## Work instructions
The output should be exactly the lines from the one containing "Read all visible content and emit it as JSON." through the last line of the records, and only those.

## Page and application data records
------------------------------------
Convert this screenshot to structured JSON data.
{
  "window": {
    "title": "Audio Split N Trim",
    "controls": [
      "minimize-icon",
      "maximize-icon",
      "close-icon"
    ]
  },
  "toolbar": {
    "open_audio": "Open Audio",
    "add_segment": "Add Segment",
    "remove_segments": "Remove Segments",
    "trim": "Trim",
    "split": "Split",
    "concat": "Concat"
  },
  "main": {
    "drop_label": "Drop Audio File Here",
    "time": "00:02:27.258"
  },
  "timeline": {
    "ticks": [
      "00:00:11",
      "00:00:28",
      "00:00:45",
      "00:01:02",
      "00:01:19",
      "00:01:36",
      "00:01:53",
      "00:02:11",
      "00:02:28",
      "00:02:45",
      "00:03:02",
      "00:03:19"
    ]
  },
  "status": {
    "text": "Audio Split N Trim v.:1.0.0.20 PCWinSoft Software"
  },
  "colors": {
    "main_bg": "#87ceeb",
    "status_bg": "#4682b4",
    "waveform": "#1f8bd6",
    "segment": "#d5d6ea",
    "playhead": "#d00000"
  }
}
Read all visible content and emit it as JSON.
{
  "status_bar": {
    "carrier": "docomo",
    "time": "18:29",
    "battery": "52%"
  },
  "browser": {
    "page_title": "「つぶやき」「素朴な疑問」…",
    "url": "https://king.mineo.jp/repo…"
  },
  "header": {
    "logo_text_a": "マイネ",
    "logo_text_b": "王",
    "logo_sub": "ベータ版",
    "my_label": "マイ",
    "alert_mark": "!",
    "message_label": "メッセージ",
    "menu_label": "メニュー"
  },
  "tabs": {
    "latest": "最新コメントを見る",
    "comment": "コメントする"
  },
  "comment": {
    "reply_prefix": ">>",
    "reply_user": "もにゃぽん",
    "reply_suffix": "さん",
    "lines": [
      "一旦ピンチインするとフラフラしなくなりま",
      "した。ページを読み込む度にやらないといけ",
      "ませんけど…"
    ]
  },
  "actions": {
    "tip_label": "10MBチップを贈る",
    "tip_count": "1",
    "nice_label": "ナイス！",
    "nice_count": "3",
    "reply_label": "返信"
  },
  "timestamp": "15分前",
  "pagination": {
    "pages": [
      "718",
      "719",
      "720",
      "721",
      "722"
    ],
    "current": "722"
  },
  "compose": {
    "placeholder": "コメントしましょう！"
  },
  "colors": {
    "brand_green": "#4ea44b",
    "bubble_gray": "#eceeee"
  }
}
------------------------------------
## Written solution
Read all visible content and emit it as JSON.
{
  "status_bar": {
    "carrier": "docomo",
    "time": "18:29",
    "battery": "52%"
  },
  "browser": {
    "page_title": "「つぶやき」「素朴な疑問」…",
    "url": "https://king.mineo.jp/repo…"
  },
  "header": {
    "logo_text_a": "マイネ",
    "logo_text_b": "王",
    "logo_sub": "ベータ版",
    "my_label": "マイ",
    "alert_mark": "!",
    "message_label": "メッセージ",
    "menu_label": "メニュー"
  },
  "tabs": {
    "latest": "最新コメントを見る",
    "comment": "コメントする"
  },
  "comment": {
    "reply_prefix": ">>",
    "reply_user": "もにゃぽん",
    "reply_suffix": "さん",
    "lines": [
      "一旦ピンチインするとフラフラしなくなりま",
      "した。ページを読み込む度にやらないといけ",
      "ませんけど…"
    ]
  },
  "actions": {
    "tip_label": "10MBチップを贈る",
    "tip_count": "1",
    "nice_label": "ナイス！",
    "nice_count": "3",
    "reply_label": "返信"
  },
  "timestamp": "15分前",
  "pagination": {
    "pages": [
      "718",
      "719",
      "720",
      "721",
      "722"
    ],
    "current": "722"
  },
  "compose": {
    "placeholder": "コメントしましょう！"
  },
  "colors": {
    "brand_green": "#4ea44b",
    "bubble_gray": "#eceeee"
  }
}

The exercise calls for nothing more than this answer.